United States v. Gupta, No. 12-4448-cr (2d Cir. Mar. 25, 2014) (Newman, Kearse, and Pooler), available here
Rajat K. Gupta, a former director of The Goldman Sachs Group, was convicted, after a jury trial, of three counts of securities fraud and one count of conspiracy to commit securities fraud, based on insider trading. He was sentenced to 24 months of imprisonment, one year of supervised release, and a fine of $5 million. This published decision affirms the judgment.
Gupta argued on appeal that the trial court (Judge Rakoff) erred (1) by admitting statements of a coconspirator (Raj Rajaratnam), recorded in wiretapped telephone conversations to which Gupta was not a party, and (2) by excluding relevant evidence offered by Gupta.
The Circuit rejected these arguments. It held, first, that Rules 801 and 804 of the Federal Rules of Evidence allowed the admission of Rajaratnam’s recorded statements, both as non-hearsay statements in furtherance of the charged “Rajaratnam-Gupta conspiracy” and under the exception for statements against penal interest.
The Court also held that the district court did not commit reversible error by limiting or excluding evidence proffered by the defense to show that any communication by Gupta of inside information to Rajaratnam was improbable. This evidence included testimony from Gupta’s daughter Geetanjali suggesting that Gupta was angry with Rajaratnam at the relevant time and therefore was unlikely to have shared insider information with him.

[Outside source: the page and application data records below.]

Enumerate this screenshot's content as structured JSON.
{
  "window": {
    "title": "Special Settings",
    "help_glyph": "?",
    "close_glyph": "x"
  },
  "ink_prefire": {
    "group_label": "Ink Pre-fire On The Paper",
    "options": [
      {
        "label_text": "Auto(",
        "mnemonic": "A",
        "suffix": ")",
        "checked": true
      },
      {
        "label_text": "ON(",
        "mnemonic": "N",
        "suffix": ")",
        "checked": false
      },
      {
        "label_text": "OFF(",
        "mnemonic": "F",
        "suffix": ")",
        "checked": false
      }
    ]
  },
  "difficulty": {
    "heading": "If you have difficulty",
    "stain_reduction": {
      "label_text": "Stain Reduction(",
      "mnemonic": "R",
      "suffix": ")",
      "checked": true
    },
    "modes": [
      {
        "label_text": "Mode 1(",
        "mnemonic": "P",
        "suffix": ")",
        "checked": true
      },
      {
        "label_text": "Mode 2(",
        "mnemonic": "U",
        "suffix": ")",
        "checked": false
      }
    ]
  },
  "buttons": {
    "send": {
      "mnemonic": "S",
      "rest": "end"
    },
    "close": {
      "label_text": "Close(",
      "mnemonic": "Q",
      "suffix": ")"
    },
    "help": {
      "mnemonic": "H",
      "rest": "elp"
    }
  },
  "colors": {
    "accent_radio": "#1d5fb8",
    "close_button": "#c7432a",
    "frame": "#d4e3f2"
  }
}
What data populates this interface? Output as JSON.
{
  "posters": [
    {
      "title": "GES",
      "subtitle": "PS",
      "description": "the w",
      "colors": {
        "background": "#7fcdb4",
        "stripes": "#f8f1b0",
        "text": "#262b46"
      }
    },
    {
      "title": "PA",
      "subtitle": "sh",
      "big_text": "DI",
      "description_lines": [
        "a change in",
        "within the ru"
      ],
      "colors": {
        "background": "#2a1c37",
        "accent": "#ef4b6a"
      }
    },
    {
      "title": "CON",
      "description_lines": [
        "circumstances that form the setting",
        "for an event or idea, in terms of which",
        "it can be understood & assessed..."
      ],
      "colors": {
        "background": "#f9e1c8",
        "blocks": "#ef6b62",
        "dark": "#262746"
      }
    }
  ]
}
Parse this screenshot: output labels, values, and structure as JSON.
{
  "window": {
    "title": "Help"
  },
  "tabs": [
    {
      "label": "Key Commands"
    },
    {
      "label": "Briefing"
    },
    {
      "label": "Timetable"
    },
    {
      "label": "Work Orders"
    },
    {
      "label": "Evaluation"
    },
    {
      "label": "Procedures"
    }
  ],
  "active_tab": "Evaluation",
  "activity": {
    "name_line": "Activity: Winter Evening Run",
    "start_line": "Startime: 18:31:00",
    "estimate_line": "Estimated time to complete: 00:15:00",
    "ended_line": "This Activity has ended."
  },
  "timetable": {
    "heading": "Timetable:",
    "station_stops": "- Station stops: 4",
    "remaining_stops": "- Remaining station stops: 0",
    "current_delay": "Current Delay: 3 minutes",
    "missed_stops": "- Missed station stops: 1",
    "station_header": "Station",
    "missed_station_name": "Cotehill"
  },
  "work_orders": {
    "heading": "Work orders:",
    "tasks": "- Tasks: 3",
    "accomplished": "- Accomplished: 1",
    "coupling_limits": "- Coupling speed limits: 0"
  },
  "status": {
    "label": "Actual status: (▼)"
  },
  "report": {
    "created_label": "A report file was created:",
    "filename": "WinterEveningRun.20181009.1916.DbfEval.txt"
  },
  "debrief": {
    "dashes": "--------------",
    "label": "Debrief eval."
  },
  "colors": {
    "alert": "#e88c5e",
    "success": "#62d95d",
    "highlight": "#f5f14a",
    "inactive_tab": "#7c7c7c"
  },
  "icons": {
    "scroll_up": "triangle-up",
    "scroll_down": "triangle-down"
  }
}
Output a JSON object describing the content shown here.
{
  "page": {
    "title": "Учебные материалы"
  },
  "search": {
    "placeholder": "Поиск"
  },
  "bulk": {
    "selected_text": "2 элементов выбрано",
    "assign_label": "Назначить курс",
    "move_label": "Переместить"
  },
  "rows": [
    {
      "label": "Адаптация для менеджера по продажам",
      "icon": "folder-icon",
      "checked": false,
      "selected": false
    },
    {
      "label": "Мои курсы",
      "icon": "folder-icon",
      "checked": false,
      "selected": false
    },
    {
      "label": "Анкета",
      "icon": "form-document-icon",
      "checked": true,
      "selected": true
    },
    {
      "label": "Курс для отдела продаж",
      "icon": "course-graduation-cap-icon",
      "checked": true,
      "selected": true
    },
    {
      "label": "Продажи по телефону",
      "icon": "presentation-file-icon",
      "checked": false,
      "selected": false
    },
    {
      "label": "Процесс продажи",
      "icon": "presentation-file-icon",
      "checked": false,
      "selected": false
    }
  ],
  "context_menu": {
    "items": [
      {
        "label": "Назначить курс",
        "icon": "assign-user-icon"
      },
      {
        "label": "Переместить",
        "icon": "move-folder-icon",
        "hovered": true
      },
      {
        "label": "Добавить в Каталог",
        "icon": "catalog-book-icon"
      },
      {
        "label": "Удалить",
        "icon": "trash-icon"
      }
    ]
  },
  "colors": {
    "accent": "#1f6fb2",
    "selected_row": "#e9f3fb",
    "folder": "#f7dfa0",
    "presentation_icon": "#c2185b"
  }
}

The Circuit held that the trial court did not abuse its discretion by concluding, under Fed. R. Evid. 403, that this evidence was “cumulative” and would have been “unfairly prejudicial” to the government. The Court further held that any error was harmless.
Finally, the Circuit upheld the exclusion of other defense evidence, including evidence that ostensibly suggested that someone else had provided confidential information to Rajaratnam, evidence of Gupta’s intent to give to charity, and character testimony indicating that Gupta had “integrity.”